Purpose: Most nonsurgical treatments for lateral epicondylitis have focused on suppressing an inflammatory process that does not actually exist in conditions of tendinosis. An injection of autologous blood might provide the necessary cellular and humoral mediators to induce a healing cascade. The purpose of this study was to evaluate prospectively the results of refractory lateral epicondylitis treated with autologous blood injections.
Method: Twenty-eight patients with lateral epicondylitis were injected with 2 mL of autologous blood under the extensor carpi radialis brevis. All patients had failed previous nonsurgical treatments including all or combinations of physical therapy, splinting, nonsteroidal anti-inflammatory medication, and prior steroid injections. Patients kept personal logs and rated their pain (0-10) and categorized themselves according to Nirschl staging (0-7) daily.
Results: The average follow-up period was 9.5 months (range, 6-24 mo). After autologous blood injections the average pain score decreased from 7.8 to 2.3. The average Nirschl stage decreased from 6.5 to 2.0. For the 9 patients receiving more than one blood injection the mean pain score and Nirschl stage before injection were 7.2 and 6.6, respectively. After the second blood injection the pain and Nirschl scores were both 0.9. Two patients received a third blood injection that brought both pain and Nirschl scores to 0.

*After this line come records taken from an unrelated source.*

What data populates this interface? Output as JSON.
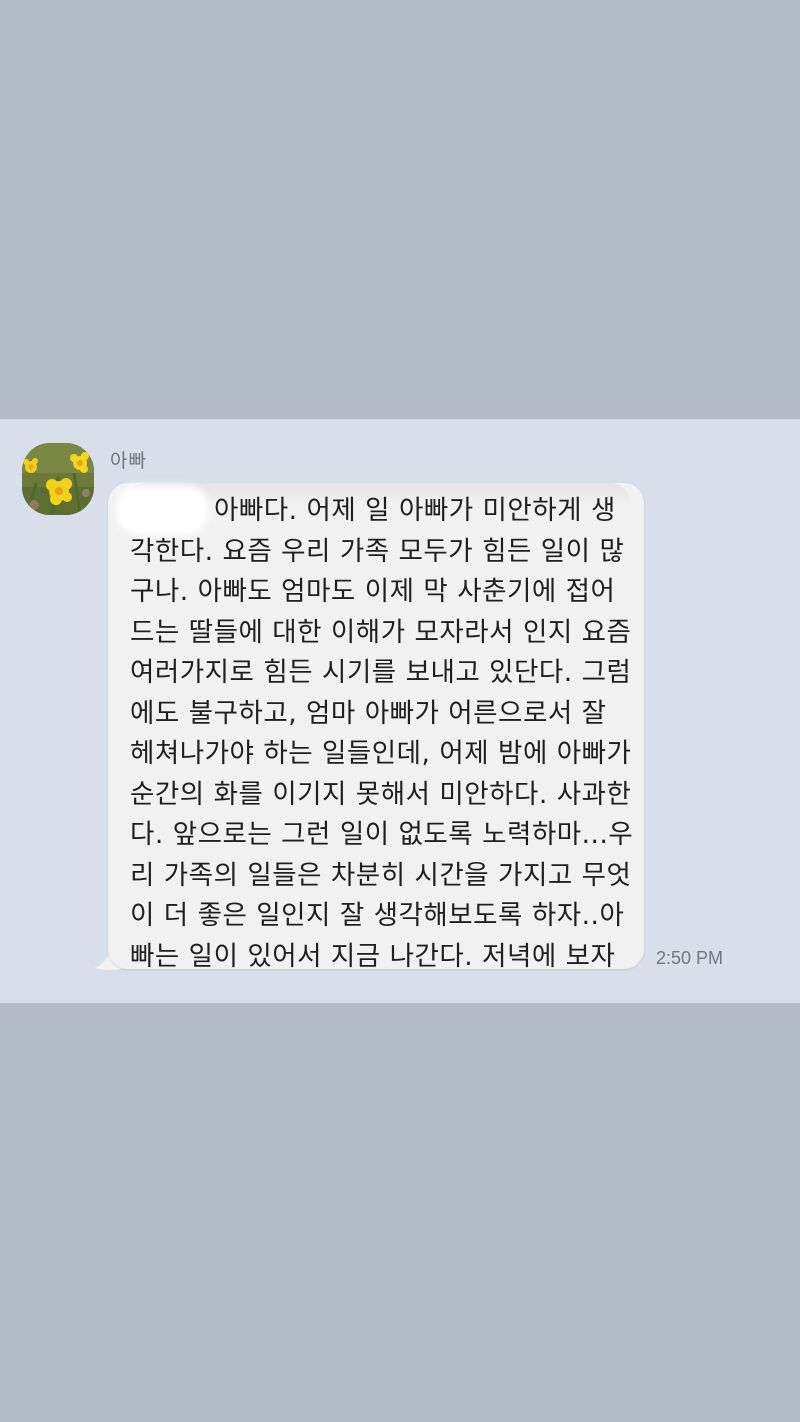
{
  "chat": {
    "sender_name": "아빠",
    "message": {
      "lines": [
        "아빠다. 어제 일 아빠가 미안하게 생",
        "각한다. 요즘 우리 가족 모두가 힘든 일이 많",
        "구나. 아빠도 엄마도 이제 막 사춘기에 접어",
        "드는 딸들에 대한 이해가 모자라서 인지 요즘",
        "여러가지로 힘든 시기를 보내고 있단다. 그럼",
        "에도 불구하고, 엄마 아빠가 어른으로서 잘",
        "헤쳐나가야 하는 일들인데, 어제 밤에 아빠가",
        "순간의 화를 이기지 못해서 미안하다. 사과한",
        "다. 앞으로는 그런 일이 없도록 노력하마...우",
        "리 가족의 일들은 차분히 시간을 가지고 무엇",
        "이 더 좋은 일인지 잘 생각해보도록 하자..아",
        "빠는 일이 있어서 지금 나간다. 저녁에 보자"
      ],
      "timestamp": "2:50 PM"
    }
  },
  "colors": {
    "outer_background": "#b3bcc7",
    "chat_background": "#d8dfea",
    "bubble": "#f1f1f1",
    "text": "#1f1f1f",
    "meta_text": "#6f7682"
  },
  "icons": {
    "avatar": "daffodil-flower-photo"
  }
}
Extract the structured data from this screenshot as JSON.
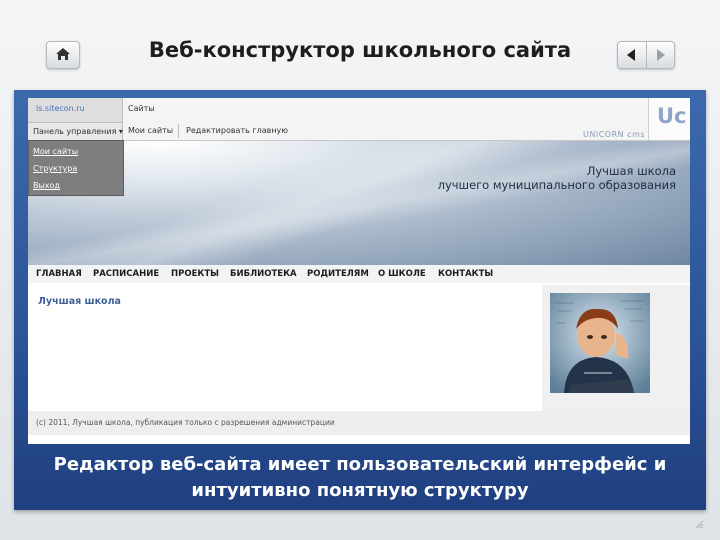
{
  "slide": {
    "title": "Веб-конструктор школьного сайта",
    "caption_line1": "Редактор веб-сайта имеет пользовательский интерфейс и",
    "caption_line2": "интуитивно понятную структуру",
    "icons": {
      "home": "home-icon",
      "prev": "arrow-left-icon",
      "next": "arrow-right-icon"
    }
  },
  "admin": {
    "site_domain": "ls.sitecon.ru",
    "panel_label": "Панель управления ▾",
    "sites_title": "Сайты",
    "links": [
      "Мои сайты",
      "Редактировать главную"
    ],
    "cms_name": "UNICORN cms",
    "logo_text": "Uc",
    "dropdown": [
      "Мои сайты",
      "Структура",
      "Выход"
    ]
  },
  "site": {
    "header_line1": "Лучшая школа",
    "header_line2": "лучшего муниципального образования",
    "menu": [
      "ГЛАВНАЯ",
      "РАСПИСАНИЕ",
      "ПРОЕКТЫ",
      "БИБЛИОТЕКА",
      "РОДИТЕЛЯМ",
      "О ШКОЛЕ",
      "КОНТАКТЫ"
    ],
    "content_title": "Лучшая школа",
    "footer": "(c) 2011, Лучшая школа, публикация только с разрешения администрации"
  },
  "colors": {
    "panel_blue": "#2b5397",
    "link_blue": "#3e5f97"
  }
}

Conclusions: After autologous blood injection therapy 22 patients (79%) in whom nonsurgical modalities had failed were relieved completely of pain even during strenuous activity. This study offers encouraging results of an alternative minimally invasive treatment that addresses the pathophysiology of lateral epicondylitis that has failed traditional nonsurgical modalities.